The seemingly long-defunct Blackhole Exploit Kit has resurfaced in a fresh run of drive-by download attacks, according to research carried out by security firm Malwarebytes.
The cybercrime tool was widely used by hackers to push malware from compromised websites onto the Windows machines of visiting surfers for years up to October 2013, when the arrest of its alleged author Paunch in Russia spelled the end to updates.
Without new modules to take advantage of the latest software vulnerability, Blackhole rapidly lost its edge. Cybercrooks quickly switched to other exploit kits such as Angler instead, signalling the long-term decline of Blackhole.
That, it seemed, was the end of the story. Or so we thought. However, Malwarebytes has spotted an active drive-by download campaign via compromised websites bearing the hallmarks of the Blackhole Exploit Kit.
“We noticed Java and PDF exploits collected by our honeypot which we haven’t seen in ages," Jérôme Segura, a senior security researcher at Malwarebytes, explains in a blog post. "Looking closer at the structure of this attack, we were surprised when we realised this was the infamous Blackhole.”
“The new drive-by download attacks we caught over the weekend rely on the same structure as the original Blackhole, even reusing the old PDF and Java exploits. The only difference is the malware payload being dropped, which is current and had very low detection on VirusTotal,” he added.
Closer analysis of an exploit server by Malwarebytes revealed that the attack was put together using leaked source for the Blackhole Exploit Kit.
“Although the exploits are old, there are probably still vulnerable computers out there who could get compromised," he added."We also noticed that the author behind this Blackhole edition was working on new landing pages, so it is possible there might be additional changes in the future.”
It’s unclear why an old exploit kit is being used in live attacks considering the infection rate would be quite low due to the ageing exploits. An alternative up-to-date tool would yield far better results for cybercrooks without entailing any extra effort.

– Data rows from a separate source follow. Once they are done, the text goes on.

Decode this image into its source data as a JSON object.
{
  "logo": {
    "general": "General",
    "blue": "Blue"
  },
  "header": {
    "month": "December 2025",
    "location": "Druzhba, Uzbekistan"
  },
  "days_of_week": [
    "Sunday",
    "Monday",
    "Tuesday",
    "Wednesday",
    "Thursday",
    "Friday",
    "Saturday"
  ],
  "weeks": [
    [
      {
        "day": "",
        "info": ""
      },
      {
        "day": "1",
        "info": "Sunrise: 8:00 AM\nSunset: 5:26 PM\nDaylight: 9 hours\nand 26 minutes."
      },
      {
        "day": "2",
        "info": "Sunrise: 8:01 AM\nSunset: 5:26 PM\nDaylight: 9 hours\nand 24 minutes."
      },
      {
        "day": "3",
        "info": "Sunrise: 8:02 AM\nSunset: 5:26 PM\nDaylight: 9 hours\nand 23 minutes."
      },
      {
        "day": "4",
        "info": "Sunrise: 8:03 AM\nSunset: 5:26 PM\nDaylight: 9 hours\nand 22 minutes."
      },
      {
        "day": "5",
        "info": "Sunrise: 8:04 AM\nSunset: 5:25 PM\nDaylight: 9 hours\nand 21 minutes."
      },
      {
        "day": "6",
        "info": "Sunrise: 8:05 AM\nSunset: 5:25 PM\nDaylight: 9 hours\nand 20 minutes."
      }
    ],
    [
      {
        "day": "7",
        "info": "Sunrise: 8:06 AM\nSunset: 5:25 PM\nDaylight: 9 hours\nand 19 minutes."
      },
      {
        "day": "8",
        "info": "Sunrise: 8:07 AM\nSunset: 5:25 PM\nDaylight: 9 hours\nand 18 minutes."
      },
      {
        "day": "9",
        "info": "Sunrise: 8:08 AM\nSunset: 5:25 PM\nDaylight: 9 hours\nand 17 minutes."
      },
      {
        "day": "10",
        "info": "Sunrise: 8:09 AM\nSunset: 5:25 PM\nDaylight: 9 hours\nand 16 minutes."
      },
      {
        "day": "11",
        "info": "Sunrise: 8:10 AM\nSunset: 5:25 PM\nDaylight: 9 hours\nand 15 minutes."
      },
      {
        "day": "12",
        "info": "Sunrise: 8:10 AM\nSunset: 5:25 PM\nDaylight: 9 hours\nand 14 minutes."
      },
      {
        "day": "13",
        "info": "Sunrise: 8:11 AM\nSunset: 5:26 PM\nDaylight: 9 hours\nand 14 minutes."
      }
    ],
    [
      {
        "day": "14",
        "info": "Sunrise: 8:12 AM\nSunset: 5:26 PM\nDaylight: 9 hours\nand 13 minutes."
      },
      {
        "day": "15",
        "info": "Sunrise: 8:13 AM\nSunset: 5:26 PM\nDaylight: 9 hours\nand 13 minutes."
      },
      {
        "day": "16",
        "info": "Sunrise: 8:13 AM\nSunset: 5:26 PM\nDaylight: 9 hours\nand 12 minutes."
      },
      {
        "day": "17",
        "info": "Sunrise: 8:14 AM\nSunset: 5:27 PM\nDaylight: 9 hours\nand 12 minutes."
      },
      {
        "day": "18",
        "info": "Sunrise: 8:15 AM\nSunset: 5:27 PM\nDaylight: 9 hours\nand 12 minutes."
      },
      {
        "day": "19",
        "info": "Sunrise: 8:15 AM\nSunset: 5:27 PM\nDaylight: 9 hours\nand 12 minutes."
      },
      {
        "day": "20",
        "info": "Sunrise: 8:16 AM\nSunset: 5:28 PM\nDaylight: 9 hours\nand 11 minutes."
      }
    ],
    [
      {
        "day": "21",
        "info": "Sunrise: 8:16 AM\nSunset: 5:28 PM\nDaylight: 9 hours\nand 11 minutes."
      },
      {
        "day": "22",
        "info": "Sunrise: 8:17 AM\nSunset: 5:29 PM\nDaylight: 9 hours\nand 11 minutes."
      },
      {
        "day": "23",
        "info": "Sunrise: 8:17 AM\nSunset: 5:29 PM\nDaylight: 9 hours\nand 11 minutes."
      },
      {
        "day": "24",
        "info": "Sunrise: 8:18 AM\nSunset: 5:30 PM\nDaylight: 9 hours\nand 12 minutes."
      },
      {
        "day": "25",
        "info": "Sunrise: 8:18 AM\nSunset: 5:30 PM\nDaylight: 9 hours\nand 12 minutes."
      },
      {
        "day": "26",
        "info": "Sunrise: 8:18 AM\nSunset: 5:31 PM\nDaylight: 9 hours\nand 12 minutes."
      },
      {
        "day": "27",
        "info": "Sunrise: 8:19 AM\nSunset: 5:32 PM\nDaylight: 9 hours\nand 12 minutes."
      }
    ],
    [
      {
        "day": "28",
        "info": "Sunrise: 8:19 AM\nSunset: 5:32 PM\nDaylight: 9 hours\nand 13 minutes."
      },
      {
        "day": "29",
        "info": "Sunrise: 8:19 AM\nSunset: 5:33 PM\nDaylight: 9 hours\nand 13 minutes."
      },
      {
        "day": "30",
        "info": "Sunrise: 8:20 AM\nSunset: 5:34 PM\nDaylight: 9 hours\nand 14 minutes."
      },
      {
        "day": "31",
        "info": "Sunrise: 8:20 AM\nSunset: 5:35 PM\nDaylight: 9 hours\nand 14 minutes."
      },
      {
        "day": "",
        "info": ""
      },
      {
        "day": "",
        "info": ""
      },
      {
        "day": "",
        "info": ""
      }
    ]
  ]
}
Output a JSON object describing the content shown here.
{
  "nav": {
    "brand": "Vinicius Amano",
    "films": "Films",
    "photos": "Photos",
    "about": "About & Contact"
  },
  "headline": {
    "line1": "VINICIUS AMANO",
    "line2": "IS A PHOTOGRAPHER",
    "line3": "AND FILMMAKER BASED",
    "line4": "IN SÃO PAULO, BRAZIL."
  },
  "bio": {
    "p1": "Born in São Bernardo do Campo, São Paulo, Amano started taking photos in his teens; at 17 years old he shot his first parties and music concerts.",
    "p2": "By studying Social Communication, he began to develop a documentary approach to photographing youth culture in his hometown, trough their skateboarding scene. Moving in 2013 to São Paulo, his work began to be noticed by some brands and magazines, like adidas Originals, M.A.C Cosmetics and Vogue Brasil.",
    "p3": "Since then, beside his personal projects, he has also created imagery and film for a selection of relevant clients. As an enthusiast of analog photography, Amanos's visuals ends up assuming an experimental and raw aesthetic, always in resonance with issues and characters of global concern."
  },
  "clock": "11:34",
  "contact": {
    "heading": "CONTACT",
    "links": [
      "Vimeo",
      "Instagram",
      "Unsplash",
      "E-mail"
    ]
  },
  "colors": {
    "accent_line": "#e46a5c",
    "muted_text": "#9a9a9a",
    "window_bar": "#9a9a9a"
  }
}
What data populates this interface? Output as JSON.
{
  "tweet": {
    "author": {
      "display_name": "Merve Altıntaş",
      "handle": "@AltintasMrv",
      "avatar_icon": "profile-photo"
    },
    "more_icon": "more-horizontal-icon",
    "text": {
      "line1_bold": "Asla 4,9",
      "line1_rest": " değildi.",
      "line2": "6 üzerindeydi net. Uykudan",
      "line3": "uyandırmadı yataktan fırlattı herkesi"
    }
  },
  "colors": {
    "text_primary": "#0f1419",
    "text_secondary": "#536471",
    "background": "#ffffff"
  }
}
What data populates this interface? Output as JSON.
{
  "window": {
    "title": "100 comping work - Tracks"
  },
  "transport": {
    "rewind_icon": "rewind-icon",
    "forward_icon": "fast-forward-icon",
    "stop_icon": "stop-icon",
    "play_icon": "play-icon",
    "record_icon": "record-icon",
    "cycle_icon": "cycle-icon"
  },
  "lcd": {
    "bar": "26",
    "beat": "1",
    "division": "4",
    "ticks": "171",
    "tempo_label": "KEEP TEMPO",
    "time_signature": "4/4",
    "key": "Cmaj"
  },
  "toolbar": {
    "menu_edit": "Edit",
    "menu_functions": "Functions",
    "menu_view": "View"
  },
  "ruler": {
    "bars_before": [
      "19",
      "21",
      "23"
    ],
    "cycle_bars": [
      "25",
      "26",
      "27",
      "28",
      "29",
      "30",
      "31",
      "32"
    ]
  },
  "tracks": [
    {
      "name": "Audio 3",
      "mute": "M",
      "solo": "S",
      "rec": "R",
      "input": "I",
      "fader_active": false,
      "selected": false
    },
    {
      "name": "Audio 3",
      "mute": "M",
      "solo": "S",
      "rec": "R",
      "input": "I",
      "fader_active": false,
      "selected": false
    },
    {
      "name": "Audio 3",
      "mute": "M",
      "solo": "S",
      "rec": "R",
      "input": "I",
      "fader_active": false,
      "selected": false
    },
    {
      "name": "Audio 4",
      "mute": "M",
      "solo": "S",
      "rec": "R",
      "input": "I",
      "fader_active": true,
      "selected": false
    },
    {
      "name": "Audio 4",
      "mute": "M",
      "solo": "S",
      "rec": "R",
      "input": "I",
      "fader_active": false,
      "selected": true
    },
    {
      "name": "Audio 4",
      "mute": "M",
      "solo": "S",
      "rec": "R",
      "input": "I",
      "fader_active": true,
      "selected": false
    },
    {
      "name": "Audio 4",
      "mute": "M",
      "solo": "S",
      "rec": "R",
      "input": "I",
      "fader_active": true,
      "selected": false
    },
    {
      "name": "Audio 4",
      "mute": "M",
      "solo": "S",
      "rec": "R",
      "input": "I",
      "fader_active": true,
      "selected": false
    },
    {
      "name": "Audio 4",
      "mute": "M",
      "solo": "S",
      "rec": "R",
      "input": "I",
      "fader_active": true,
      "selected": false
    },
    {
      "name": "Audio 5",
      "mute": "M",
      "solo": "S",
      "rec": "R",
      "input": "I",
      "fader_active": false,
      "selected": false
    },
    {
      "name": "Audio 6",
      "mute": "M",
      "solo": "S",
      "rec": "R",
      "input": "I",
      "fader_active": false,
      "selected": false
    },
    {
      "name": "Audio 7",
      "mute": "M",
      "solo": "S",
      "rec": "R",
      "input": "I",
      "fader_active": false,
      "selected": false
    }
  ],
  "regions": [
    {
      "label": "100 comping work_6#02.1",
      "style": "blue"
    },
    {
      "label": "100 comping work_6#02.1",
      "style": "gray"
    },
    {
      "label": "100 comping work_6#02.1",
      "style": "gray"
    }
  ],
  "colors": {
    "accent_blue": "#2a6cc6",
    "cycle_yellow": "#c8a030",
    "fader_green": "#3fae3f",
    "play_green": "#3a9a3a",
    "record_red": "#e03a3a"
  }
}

One hypothesis could be that with the source code being public, it is a free platform that can be built upon and updated. ®
VirusTotal allows anyone to upload suspicious files. The Google-owned service aggregates data on suspicious files before sharing the resulting intelligence with security firms.